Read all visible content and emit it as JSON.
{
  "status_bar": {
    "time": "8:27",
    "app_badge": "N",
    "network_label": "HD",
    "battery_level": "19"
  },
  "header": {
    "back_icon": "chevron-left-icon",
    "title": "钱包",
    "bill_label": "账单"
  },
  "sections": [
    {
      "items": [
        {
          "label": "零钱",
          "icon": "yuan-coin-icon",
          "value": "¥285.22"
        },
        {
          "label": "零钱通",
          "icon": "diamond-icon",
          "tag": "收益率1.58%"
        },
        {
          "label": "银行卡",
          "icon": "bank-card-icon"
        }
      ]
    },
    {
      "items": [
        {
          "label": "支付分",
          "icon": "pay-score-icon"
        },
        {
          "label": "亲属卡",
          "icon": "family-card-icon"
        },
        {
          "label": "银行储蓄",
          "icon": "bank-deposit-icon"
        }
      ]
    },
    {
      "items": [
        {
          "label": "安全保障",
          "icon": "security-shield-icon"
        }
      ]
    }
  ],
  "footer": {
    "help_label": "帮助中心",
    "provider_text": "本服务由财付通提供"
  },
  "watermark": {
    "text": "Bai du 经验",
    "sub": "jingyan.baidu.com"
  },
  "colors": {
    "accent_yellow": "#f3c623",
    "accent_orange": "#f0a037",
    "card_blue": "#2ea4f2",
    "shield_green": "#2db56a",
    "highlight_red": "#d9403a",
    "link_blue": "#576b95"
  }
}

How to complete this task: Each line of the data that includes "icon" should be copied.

Result:
    "back_icon": "chevron-left-icon",
          "icon": "yuan-coin-icon",
          "icon": "diamond-icon",
          "icon": "bank-card-icon"
          "icon": "pay-score-icon"
          "icon": "family-card-icon"
          "icon": "bank-deposit-icon"
          "icon": "security-shield-icon"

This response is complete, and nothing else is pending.